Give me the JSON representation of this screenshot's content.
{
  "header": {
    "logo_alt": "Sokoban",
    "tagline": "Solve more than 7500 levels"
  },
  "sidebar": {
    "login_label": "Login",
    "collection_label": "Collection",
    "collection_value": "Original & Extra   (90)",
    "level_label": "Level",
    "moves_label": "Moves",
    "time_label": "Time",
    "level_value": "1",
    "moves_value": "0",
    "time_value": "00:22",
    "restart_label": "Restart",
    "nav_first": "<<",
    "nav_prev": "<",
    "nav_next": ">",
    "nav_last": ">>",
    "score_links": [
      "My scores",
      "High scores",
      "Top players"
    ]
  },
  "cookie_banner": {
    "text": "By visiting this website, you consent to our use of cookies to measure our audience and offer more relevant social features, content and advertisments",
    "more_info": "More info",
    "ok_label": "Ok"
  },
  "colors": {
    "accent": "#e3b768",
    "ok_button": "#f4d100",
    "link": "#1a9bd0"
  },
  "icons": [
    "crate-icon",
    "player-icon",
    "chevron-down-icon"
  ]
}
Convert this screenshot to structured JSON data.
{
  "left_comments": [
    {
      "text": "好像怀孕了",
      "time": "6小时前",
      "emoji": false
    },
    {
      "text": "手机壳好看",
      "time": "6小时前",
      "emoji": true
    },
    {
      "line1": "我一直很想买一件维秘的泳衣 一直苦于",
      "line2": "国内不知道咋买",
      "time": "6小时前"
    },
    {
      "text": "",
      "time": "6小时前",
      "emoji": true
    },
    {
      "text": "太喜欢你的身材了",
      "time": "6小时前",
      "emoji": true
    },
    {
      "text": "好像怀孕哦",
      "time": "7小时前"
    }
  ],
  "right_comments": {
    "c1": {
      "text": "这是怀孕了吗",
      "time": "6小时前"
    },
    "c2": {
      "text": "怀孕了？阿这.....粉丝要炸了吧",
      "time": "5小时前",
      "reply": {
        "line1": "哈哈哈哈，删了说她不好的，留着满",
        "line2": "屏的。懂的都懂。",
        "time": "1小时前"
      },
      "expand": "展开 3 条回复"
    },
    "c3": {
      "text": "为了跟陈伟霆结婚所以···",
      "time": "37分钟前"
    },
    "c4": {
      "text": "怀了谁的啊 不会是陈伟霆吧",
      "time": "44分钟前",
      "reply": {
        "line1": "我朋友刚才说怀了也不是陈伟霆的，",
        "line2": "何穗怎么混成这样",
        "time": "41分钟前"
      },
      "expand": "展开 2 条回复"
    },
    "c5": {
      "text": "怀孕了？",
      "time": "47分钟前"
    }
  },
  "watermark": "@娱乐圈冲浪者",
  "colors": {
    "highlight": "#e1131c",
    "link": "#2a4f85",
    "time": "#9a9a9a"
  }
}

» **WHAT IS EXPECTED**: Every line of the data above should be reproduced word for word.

» **EXPECTED ANSWER**:
Give me the JSON representation of this screenshot's content.
{
  "header": {
    "logo_alt": "Sokoban",
    "tagline": "Solve more than 7500 levels"
  },
  "sidebar": {
    "login_label": "Login",
    "collection_label": "Collection",
    "collection_value": "Original & Extra   (90)",
    "level_label": "Level",
    "moves_label": "Moves",
    "time_label": "Time",
    "level_value": "1",
    "moves_value": "0",
    "time_value": "00:22",
    "restart_label": "Restart",
    "nav_first": "<<",
    "nav_prev": "<",
    "nav_next": ">",
    "nav_last": ">>",
    "score_links": [
      "My scores",
      "High scores",
      "Top players"
    ]
  },
  "cookie_banner": {
    "text": "By visiting this website, you consent to our use of cookies to measure our audience and offer more relevant social features, content and advertisments",
    "more_info": "More info",
    "ok_label": "Ok"
  },
  "colors": {
    "accent": "#e3b768",
    "ok_button": "#f4d100",
    "link": "#1a9bd0"
  },
  "icons": [
    "crate-icon",
    "player-icon",
    "chevron-down-icon"
  ]
}
Convert this screenshot to structured JSON data.
{
  "left_comments": [
    {
      "text": "好像怀孕了",
      "time": "6小时前",
      "emoji": false
    },
    {
      "text": "手机壳好看",
      "time": "6小时前",
      "emoji": true
    },
    {
      "line1": "我一直很想买一件维秘的泳衣 一直苦于",
      "line2": "国内不知道咋买",
      "time": "6小时前"
    },
    {
      "text": "",
      "time": "6小时前",
      "emoji": true
    },
    {
      "text": "太喜欢你的身材了",
      "time": "6小时前",
      "emoji": true
    },
    {
      "text": "好像怀孕哦",
      "time": "7小时前"
    }
  ],
  "right_comments": {
    "c1": {
      "text": "这是怀孕了吗",
      "time": "6小时前"
    },
    "c2": {
      "text": "怀孕了？阿这.....粉丝要炸了吧",
      "time": "5小时前",
      "reply": {
        "line1": "哈哈哈哈，删了说她不好的，留着满",
        "line2": "屏的。懂的都懂。",
        "time": "1小时前"
      },
      "expand": "展开 3 条回复"
    },
    "c3": {
      "text": "为了跟陈伟霆结婚所以···",
      "time": "37分钟前"
    },
    "c4": {
      "text": "怀了谁的啊 不会是陈伟霆吧",
      "time": "44分钟前",
      "reply": {
        "line1": "我朋友刚才说怀了也不是陈伟霆的，",
        "line2": "何穗怎么混成这样",
        "time": "41分钟前"
      },
      "expand": "展开 2 条回复"
    },
    "c5": {
      "text": "怀孕了？",
      "time": "47分钟前"
    }
  },
  "watermark": "@娱乐圈冲浪者",
  "colors": {
    "highlight": "#e1131c",
    "link": "#2a4f85",
    "time": "#9a9a9a"
  }
}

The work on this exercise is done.